I also learned today that my Zen Teacher Eve became was promoted from sensei (teacher) to roshi (a teacher of teachers). I don't see this as necessarily having a major impact as she was already teaching independently and doing a phenomenal job. Next week, we start the winter intensive. I've been maintaining 10 minutes per day of sitting, while joining the zendo schedule once or twice a week. Its been hard to attend while balancing yoga class. I often find myself rushing from Zen to Yoga and back. That's pretty funny.

Monday, January 10, 2011

Why I signed up for a business school class

The board of the Zen Peacemakers recently decided to sell our property in Montague, MA. I have been living, working and training here for the better part of the last two years. Amid this period of change, various energies surge and flux as various overlapping elements of our community forge new paths. The local meditation community, which has been known as the Montague Farm Zendo, is looking into options for a new roof. Bernie, the founder, is focusing his energy on spreading the three tenets and Socially Engaged Buddhism domestically and in Europe. I am helping him with that as his assistant. I am a lame duck tenant.

When I learned about the farm's fate as well as layoffs, I felt disillusioned. The developing Montague Farm Zen House and the Symposium on this campus were dreams come true. Everything was coming together. And after the Symposium in August, the thing I feared most was suddenly happening. It was hard to avoid getting wrapped up in worrying about the significance of the daily twists and turns of a relatively high period of uncertainty in an uncertain universe.

Returning to the Auschwitz Bearing Witness Retreat in November, I felt comforted by the feeling like I was part of something much bigger than the campus I live on. I reflected on the reason I came to Montague in the first place: to be part of a Zen House, a dharma center where service to the community is viewed as a spiritual practice on par with meditation. I asked myself what I still lack to be part of such a center?

I decided to sign up for a business school class so that I could further develop practical tools to implement my beloved vision. I switched from listening to podcasts on social media marketing to listening to audiobooks on business development.

I was inspired and emboldened by my contribution to Auschwitz and Symposium registrations. And yet, it wasn't enough. As we discussed at the Symposium, Socially Engaged Buddhism needs to find a business model that is right for us in this culture in order for it to survive. My dream is a sort of a modern Buddhist Catholic Worker House. I did my internship at Haley House, a former Catholic Worker House in Boston. A modern version would mix high tech (Internet) and high touch (face-to-face) and would also be hybrid charity/social business.

While the recent past has felt worrisome, there has also been excitement of possibility amidst change. To be part of something new means standing out on a limb. Uncertainty is good training.

What do you think is necessary to make this dream viable?

Friday, January 07, 2011

Cadavers make me think of peace, zombies and cell phones.

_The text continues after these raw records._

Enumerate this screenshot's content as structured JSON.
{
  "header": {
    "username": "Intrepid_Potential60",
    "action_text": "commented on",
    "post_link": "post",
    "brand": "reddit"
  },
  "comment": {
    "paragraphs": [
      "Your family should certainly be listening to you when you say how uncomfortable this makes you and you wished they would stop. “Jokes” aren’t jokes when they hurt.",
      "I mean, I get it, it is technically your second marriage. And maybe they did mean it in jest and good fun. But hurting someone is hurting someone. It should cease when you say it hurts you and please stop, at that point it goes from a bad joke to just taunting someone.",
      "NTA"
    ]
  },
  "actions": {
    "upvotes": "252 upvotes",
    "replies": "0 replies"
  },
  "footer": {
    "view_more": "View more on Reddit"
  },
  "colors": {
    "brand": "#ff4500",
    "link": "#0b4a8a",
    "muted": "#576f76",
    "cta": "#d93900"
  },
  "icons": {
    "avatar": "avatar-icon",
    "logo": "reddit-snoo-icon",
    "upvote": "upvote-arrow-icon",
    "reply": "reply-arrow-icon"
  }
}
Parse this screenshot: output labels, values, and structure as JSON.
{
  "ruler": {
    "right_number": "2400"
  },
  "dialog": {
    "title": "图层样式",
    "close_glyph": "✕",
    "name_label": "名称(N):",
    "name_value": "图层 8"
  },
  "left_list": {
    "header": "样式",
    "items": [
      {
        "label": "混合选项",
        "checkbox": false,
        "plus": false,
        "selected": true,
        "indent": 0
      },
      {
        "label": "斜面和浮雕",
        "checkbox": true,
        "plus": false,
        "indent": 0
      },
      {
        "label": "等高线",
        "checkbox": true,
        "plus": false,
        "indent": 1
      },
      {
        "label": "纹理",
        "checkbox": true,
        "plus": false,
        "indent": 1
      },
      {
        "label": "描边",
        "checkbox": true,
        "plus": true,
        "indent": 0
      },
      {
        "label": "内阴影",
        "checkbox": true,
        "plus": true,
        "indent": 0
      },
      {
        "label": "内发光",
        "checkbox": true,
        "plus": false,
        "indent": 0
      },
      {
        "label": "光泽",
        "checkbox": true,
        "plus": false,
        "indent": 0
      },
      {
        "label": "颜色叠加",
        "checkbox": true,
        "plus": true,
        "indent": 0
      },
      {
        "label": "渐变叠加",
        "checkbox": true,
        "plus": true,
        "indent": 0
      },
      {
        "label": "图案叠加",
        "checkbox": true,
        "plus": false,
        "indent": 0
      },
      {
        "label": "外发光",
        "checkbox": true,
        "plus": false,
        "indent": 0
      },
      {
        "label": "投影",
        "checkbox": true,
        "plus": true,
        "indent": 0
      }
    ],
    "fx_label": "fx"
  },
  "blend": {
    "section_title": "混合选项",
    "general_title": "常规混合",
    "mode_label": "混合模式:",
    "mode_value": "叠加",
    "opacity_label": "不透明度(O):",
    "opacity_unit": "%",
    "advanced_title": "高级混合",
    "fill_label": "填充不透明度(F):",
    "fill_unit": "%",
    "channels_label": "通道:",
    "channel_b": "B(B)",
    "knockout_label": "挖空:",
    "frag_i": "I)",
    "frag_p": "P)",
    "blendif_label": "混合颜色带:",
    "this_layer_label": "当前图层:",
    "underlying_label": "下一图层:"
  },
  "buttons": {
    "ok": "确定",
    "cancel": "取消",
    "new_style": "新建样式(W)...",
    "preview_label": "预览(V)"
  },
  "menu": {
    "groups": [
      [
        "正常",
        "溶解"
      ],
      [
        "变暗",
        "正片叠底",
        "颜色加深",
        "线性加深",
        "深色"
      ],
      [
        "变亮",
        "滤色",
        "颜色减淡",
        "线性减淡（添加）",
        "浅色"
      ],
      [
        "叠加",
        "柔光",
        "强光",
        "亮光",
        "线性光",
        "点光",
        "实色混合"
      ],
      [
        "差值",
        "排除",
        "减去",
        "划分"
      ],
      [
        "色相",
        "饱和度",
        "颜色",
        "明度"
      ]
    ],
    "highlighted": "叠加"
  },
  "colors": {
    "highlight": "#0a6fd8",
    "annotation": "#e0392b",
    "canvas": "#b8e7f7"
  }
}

I went to the cadaver lab to study yoga anatomy. There is something extremely comforting about seeing the dead body of a Vietnam vet who died of old age. Vietnam is usually something that makes me angry. Makes me want to fight war. And not that we shouldn't, but we all die anyway. I imagined the escape routes I would take in case the body turned out to be a zombie. I wasn't sure whether it would be better to throw a chair at the zombie or just run straight for the door.

My girlfriend wants me to stop holding my cell phone by my face. Valley Advocate says they cause cancer. Cell phones could be the cigarettes of the future. The industry will certainly fight for them. Maybe its killing me or maybe these are anti-technology rumors spread by organic farmers. Everybody has preferences and everybody thinks others would be better off if others shared their preferences (including me). Sometimes, we say others will die if they don't follow our preferences. Sometimes they will. Eventually everyone will.